Early in his career Claveras looked like little more than a wild slugger, the type of fighter who is talented, but relied on power and lacked the skills to match. That was shown against Guevara, who stopped him inside a round showing just how unprepared the Filipino was for a world title fight. Since then however it seems like Claveras has taken the loss as a learning experience and is moving onwards and upwards, bouncing back in a really good fashion. He's still flawed, and still looks rough around the edges, but he's certainly better than he was just a few years ago.
Whilst Claveras is somewhat known, due to his bout against Guevara, the same cannot be said of Nakayama who has never fought out of Japan and has only shared the ring with a few men of note. Of those he has suffered losses to Kenichi Miyazaki and Hiroyuki Hisataka, and narrowly over-come Naoki Mochizuki. Although he does lack much in terms of notable wins he has won his last 3,and has rebuilt well following the loss to Hisataka just over 2 years ago.
Aged 28 it's fair to say that Nakayama may have some developing left, but the reality is that the southpaw is about as good as he's likely to get. That's not a shameful thing, but it's likely summing up that he's below title level. He's gutsy but has been ran close a number of times and could easily have had 2, if not 3, more losses on his record. He's talented, but lacks any outstanding quality and doesn't actually hits as hard as his record suggests.

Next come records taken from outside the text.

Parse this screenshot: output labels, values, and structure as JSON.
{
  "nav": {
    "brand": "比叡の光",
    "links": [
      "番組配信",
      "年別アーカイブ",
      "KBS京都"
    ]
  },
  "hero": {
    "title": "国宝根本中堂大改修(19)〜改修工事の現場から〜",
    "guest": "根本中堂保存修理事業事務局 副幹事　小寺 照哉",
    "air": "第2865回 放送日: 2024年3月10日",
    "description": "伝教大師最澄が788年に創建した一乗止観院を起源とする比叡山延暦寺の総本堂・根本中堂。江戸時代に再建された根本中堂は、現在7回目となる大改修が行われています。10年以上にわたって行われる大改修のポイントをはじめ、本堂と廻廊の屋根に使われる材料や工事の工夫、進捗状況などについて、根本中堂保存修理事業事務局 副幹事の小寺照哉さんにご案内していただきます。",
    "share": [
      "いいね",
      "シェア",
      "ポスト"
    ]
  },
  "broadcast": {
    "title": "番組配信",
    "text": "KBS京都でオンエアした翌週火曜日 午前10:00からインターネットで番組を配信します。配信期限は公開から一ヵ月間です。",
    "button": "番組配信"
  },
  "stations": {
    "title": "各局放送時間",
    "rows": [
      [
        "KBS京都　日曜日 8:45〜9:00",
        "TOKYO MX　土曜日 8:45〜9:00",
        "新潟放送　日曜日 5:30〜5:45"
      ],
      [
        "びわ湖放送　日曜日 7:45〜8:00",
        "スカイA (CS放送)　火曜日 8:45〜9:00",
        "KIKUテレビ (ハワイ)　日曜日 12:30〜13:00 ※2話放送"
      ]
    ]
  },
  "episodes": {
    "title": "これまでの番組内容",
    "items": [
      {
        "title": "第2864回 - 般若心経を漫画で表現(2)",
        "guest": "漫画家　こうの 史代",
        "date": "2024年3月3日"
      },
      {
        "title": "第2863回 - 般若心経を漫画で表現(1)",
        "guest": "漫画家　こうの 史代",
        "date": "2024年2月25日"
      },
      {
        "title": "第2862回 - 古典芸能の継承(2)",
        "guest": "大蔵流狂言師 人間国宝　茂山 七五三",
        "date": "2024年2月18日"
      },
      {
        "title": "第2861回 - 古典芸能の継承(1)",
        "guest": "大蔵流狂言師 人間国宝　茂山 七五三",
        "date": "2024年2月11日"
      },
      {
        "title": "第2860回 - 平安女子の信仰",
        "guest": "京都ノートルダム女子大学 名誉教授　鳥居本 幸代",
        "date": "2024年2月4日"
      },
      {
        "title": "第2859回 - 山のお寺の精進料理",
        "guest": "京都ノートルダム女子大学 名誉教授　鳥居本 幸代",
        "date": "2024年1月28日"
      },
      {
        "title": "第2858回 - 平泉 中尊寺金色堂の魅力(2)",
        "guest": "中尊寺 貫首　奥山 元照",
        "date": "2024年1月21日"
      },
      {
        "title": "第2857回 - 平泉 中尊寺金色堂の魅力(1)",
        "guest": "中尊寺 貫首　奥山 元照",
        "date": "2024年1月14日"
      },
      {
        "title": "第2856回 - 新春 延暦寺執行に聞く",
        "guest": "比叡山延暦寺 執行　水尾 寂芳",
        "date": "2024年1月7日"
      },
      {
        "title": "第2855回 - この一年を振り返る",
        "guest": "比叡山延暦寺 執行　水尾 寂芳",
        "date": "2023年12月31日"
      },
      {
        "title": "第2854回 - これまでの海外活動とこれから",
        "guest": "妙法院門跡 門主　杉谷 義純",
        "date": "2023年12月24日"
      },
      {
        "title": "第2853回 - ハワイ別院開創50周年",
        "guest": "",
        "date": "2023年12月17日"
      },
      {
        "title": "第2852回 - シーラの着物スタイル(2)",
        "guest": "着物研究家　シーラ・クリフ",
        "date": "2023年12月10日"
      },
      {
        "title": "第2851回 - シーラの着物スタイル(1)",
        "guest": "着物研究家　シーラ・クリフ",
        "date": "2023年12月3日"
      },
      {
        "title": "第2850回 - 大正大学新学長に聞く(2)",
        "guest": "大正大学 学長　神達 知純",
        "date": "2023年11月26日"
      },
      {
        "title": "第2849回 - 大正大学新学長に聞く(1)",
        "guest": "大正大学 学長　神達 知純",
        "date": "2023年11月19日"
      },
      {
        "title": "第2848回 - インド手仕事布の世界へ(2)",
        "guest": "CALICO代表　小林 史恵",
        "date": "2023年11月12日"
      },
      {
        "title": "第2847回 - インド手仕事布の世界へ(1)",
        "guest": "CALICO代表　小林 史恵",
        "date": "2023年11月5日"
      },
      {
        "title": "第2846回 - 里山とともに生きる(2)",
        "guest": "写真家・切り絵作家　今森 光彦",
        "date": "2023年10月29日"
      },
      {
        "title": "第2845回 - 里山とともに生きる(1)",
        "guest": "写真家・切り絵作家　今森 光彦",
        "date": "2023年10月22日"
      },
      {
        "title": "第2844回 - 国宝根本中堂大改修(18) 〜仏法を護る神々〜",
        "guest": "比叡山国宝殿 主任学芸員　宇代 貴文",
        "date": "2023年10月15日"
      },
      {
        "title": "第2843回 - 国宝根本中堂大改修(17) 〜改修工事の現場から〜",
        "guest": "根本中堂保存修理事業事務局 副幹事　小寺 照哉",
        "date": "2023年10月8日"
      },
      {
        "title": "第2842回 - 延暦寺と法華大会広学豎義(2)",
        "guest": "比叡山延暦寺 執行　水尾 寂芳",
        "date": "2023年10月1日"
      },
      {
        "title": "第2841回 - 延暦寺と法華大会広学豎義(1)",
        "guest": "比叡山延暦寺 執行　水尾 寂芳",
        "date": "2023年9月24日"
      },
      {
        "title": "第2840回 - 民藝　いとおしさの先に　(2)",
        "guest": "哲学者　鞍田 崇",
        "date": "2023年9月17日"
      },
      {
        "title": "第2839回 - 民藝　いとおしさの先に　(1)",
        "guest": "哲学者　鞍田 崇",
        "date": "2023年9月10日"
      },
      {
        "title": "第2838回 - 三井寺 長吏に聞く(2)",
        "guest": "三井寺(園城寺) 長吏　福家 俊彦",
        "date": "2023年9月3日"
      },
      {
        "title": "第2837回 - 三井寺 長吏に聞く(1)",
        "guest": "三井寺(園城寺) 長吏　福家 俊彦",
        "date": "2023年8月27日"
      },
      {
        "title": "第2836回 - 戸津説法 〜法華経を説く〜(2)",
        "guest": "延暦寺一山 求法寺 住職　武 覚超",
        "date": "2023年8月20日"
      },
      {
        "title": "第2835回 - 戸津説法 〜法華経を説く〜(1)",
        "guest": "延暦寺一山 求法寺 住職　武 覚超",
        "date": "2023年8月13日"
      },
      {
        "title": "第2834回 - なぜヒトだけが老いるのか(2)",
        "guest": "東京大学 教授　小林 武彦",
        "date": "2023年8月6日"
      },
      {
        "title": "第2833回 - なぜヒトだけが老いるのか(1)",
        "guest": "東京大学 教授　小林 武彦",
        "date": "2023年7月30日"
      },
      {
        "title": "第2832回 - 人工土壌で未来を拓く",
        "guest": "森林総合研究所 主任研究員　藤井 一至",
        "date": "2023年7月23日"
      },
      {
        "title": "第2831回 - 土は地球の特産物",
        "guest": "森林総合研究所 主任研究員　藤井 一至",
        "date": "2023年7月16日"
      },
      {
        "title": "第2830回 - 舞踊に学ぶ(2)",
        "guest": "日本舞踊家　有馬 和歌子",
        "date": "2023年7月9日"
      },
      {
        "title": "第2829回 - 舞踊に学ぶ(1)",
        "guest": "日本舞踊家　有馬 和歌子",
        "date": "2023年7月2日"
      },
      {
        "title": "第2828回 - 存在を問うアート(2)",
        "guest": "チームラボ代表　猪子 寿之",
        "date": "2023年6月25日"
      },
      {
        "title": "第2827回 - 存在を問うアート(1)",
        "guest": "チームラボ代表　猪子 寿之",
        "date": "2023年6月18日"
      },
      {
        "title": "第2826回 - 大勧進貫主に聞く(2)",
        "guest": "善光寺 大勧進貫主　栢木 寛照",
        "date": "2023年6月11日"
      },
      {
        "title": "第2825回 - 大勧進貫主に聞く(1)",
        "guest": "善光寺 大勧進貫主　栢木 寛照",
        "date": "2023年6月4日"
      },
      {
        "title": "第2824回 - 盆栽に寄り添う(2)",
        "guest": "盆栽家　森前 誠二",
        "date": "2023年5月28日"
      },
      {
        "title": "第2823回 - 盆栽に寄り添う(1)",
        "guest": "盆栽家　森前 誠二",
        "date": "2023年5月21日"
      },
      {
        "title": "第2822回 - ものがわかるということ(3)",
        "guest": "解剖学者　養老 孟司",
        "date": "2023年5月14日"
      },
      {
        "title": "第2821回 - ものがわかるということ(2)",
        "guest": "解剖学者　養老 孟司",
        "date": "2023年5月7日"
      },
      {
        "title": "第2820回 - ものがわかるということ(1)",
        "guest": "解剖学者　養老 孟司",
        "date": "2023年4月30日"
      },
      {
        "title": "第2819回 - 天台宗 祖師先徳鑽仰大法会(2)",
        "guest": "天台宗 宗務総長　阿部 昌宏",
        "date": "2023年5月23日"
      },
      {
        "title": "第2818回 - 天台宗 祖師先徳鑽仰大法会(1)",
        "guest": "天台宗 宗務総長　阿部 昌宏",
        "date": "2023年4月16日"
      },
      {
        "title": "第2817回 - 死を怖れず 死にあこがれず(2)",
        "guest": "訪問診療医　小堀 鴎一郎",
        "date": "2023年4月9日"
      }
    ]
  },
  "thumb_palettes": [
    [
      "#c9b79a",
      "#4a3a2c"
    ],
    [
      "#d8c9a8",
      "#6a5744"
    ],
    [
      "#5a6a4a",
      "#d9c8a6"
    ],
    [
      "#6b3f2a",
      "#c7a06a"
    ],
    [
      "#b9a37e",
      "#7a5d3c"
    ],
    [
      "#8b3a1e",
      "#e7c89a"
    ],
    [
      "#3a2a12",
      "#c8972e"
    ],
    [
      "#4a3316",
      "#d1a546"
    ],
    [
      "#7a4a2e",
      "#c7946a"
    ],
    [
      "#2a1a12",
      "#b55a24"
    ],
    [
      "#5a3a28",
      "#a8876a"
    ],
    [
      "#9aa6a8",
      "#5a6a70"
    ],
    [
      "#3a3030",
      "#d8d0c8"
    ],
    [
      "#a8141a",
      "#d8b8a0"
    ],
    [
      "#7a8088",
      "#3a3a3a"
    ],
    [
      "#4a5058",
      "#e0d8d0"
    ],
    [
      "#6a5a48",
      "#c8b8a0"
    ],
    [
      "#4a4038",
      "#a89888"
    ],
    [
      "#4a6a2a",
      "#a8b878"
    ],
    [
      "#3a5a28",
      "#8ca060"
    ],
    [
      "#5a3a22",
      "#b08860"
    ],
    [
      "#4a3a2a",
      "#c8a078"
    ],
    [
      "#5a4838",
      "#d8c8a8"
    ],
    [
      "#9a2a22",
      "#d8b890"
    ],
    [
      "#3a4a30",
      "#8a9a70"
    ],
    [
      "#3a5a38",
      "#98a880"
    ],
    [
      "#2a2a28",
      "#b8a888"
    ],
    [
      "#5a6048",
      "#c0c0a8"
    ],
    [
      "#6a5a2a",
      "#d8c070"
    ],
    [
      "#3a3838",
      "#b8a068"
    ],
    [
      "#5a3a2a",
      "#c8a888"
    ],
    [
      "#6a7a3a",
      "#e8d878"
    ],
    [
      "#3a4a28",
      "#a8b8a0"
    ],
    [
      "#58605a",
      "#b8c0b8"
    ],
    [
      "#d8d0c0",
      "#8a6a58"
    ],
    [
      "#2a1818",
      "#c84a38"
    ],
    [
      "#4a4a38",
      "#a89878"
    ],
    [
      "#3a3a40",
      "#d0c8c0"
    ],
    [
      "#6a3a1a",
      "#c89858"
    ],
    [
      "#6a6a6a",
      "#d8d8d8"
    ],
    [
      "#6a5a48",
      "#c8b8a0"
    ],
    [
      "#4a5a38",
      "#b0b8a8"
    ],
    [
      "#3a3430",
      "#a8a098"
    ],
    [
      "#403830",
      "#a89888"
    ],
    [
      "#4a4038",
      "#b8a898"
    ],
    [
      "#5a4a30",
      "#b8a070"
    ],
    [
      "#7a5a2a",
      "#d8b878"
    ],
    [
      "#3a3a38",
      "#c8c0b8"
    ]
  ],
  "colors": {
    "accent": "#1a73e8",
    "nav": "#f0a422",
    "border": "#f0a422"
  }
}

Although home advantage will certainly help Nakayama, and could essentially help him win close rounds, it's really hard to see him defeating the Filipino puncher, who we suspect will win a clear and wide decision. Claveras' edge in experience and power will simply be too much for the Japanese fighter.
Having canned the old "Full Schedule" of Asianboxing we have instead decided to concentrate more on the major bouts. This section, the "Preview" section will look at major bouts involving OPBF and national titles. Hopefully leading to a more informative style for, you the reader.